DATA
────────

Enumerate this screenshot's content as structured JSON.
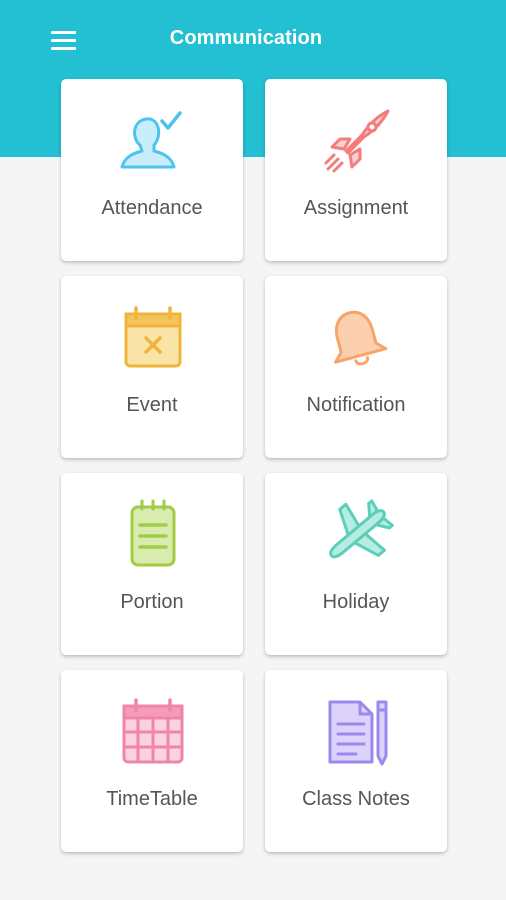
{
  "header": {
    "title": "Communication",
    "background_color": "#22c0d2",
    "menu_icon": "hamburger-menu-icon"
  },
  "tiles": [
    {
      "label": "Attendance",
      "icon": "person-check-icon",
      "color": "#5bc8f0"
    },
    {
      "label": "Assignment",
      "icon": "rocket-icon",
      "color": "#f47c7c"
    },
    {
      "label": "Event",
      "icon": "calendar-x-icon",
      "color": "#f3b63b"
    },
    {
      "label": "Notification",
      "icon": "bell-icon",
      "color": "#f6a86e"
    },
    {
      "label": "Portion",
      "icon": "notepad-icon",
      "color": "#a5cd4a"
    },
    {
      "label": "Holiday",
      "icon": "airplane-icon",
      "color": "#5fd3bc"
    },
    {
      "label": "TimeTable",
      "icon": "calendar-grid-icon",
      "color": "#f38bab"
    },
    {
      "label": "Class Notes",
      "icon": "document-pen-icon",
      "color": "#a48ff0"
    }
  ]
}
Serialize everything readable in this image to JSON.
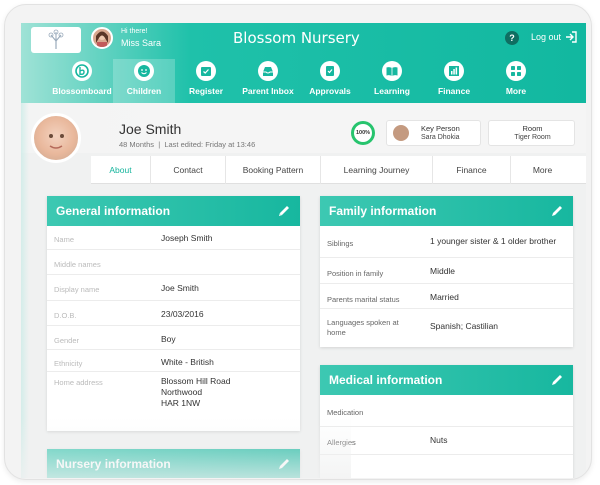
{
  "app": {
    "title": "Blossom Nursery"
  },
  "user": {
    "greeting": "Hi there!",
    "name": "Miss Sara"
  },
  "topbar": {
    "help_label": "?",
    "logout_label": "Log out"
  },
  "nav": [
    {
      "label": "Blossomboard",
      "icon": "blossom-logo-icon"
    },
    {
      "label": "Children",
      "icon": "child-face-icon",
      "active": true
    },
    {
      "label": "Register",
      "icon": "register-icon"
    },
    {
      "label": "Parent Inbox",
      "icon": "inbox-icon"
    },
    {
      "label": "Approvals",
      "icon": "approvals-icon"
    },
    {
      "label": "Learning",
      "icon": "book-icon"
    },
    {
      "label": "Finance",
      "icon": "chart-icon"
    },
    {
      "label": "More",
      "icon": "grid-icon"
    }
  ],
  "child": {
    "name": "Joe Smith",
    "age": "48 Months",
    "edited": "Last edited: Friday at 13:46",
    "completion": "100%"
  },
  "key_person": {
    "heading": "Key Person",
    "name": "Sara Dhokia"
  },
  "room": {
    "heading": "Room",
    "name": "Tiger Room"
  },
  "tabs": [
    "About",
    "Contact",
    "Booking Pattern",
    "Learning Journey",
    "Finance",
    "More"
  ],
  "general": {
    "title": "General information",
    "rows": [
      {
        "label": "Name",
        "value": "Joseph Smith"
      },
      {
        "label": "Middle names",
        "value": ""
      },
      {
        "label": "Display name",
        "value": "Joe Smith"
      },
      {
        "label": "D.O.B.",
        "value": "23/03/2016"
      },
      {
        "label": "Gender",
        "value": "Boy"
      },
      {
        "label": "Ethnicity",
        "value": "White - British"
      },
      {
        "label": "Home address",
        "value_lines": [
          "Blossom Hill Road",
          "Northwood",
          "HAR 1NW"
        ]
      }
    ]
  },
  "family": {
    "title": "Family information",
    "rows": [
      {
        "label": "Siblings",
        "value": "1 younger sister & 1 older brother"
      },
      {
        "label": "Position in family",
        "value": "Middle"
      },
      {
        "label": "Parents marital status",
        "value": "Married"
      },
      {
        "label": "Languages spoken at home",
        "value": "Spanish; Castilian"
      }
    ]
  },
  "medical": {
    "title": "Medical information",
    "rows": [
      {
        "label": "Medication",
        "value": ""
      },
      {
        "label": "Allergies",
        "value": "Nuts"
      }
    ]
  },
  "nursery": {
    "title": "Nursery information"
  },
  "colors": {
    "accent": "#17b79f",
    "accent_light": "#3dc8b2",
    "progress": "#27c46e"
  }
}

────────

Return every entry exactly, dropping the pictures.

REPLY
Enumerate this screenshot's content as structured JSON.
{
  "header": {
    "title": "Communication",
    "background_color": "#22c0d2",
    "menu_icon": "hamburger-menu-icon"
  },
  "tiles": [
    {
      "label": "Attendance",
      "icon": "person-check-icon",
      "color": "#5bc8f0"
    },
    {
      "label": "Assignment",
      "icon": "rocket-icon",
      "color": "#f47c7c"
    },
    {
      "label": "Event",
      "icon": "calendar-x-icon",
      "color": "#f3b63b"
    },
    {
      "label": "Notification",
      "icon": "bell-icon",
      "color": "#f6a86e"
    },
    {
      "label": "Portion",
      "icon": "notepad-icon",
      "color": "#a5cd4a"
    },
    {
      "label": "Holiday",
      "icon": "airplane-icon",
      "color": "#5fd3bc"
    },
    {
      "label": "TimeTable",
      "icon": "calendar-grid-icon",
      "color": "#f38bab"
    },
    {
      "label": "Class Notes",
      "icon": "document-pen-icon",
      "color": "#a48ff0"
    }
  ]
}
Serialize everything readable in this image to JSON.
{
  "app": {
    "title": "Blossom Nursery"
  },
  "user": {
    "greeting": "Hi there!",
    "name": "Miss Sara"
  },
  "topbar": {
    "help_label": "?",
    "logout_label": "Log out"
  },
  "nav": [
    {
      "label": "Blossomboard",
      "icon": "blossom-logo-icon"
    },
    {
      "label": "Children",
      "icon": "child-face-icon",
      "active": true
    },
    {
      "label": "Register",
      "icon": "register-icon"
    },
    {
      "label": "Parent Inbox",
      "icon": "inbox-icon"
    },
    {
      "label": "Approvals",
      "icon": "approvals-icon"
    },
    {
      "label": "Learning",
      "icon": "book-icon"
    },
    {
      "label": "Finance",
      "icon": "chart-icon"
    },
    {
      "label": "More",
      "icon": "grid-icon"
    }
  ],
  "child": {
    "name": "Joe Smith",
    "age": "48 Months",
    "edited": "Last edited: Friday at 13:46",
    "completion": "100%"
  },
  "key_person": {
    "heading": "Key Person",
    "name": "Sara Dhokia"
  },
  "room": {
    "heading": "Room",
    "name": "Tiger Room"
  },
  "tabs": [
    "About",
    "Contact",
    "Booking Pattern",
    "Learning Journey",
    "Finance",
    "More"
  ],
  "general": {
    "title": "General information",
    "rows": [
      {
        "label": "Name",
        "value": "Joseph Smith"
      },
      {
        "label": "Middle names",
        "value": ""
      },
      {
        "label": "Display name",
        "value": "Joe Smith"
      },
      {
        "label": "D.O.B.",
        "value": "23/03/2016"
      },
      {
        "label": "Gender",
        "value": "Boy"
      },
      {
        "label": "Ethnicity",
        "value": "White - British"
      },
      {
        "label": "Home address",
        "value_lines": [
          "Blossom Hill Road",
          "Northwood",
          "HAR 1NW"
        ]
      }
    ]
  },
  "family": {
    "title": "Family information",
    "rows": [
      {
        "label": "Siblings",
        "value": "1 younger sister & 1 older brother"
      },
      {
        "label": "Position in family",
        "value": "Middle"
      },
      {
        "label": "Parents marital status",
        "value": "Married"
      },
      {
        "label": "Languages spoken at home",
        "value": "Spanish; Castilian"
      }
    ]
  },
  "medical": {
    "title": "Medical information",
    "rows": [
      {
        "label": "Medication",
        "value": ""
      },
      {
        "label": "Allergies",
        "value": "Nuts"
      }
    ]
  },
  "nursery": {
    "title": "Nursery information"
  },
  "colors": {
    "accent": "#17b79f",
    "accent_light": "#3dc8b2",
    "progress": "#27c46e"
  }
}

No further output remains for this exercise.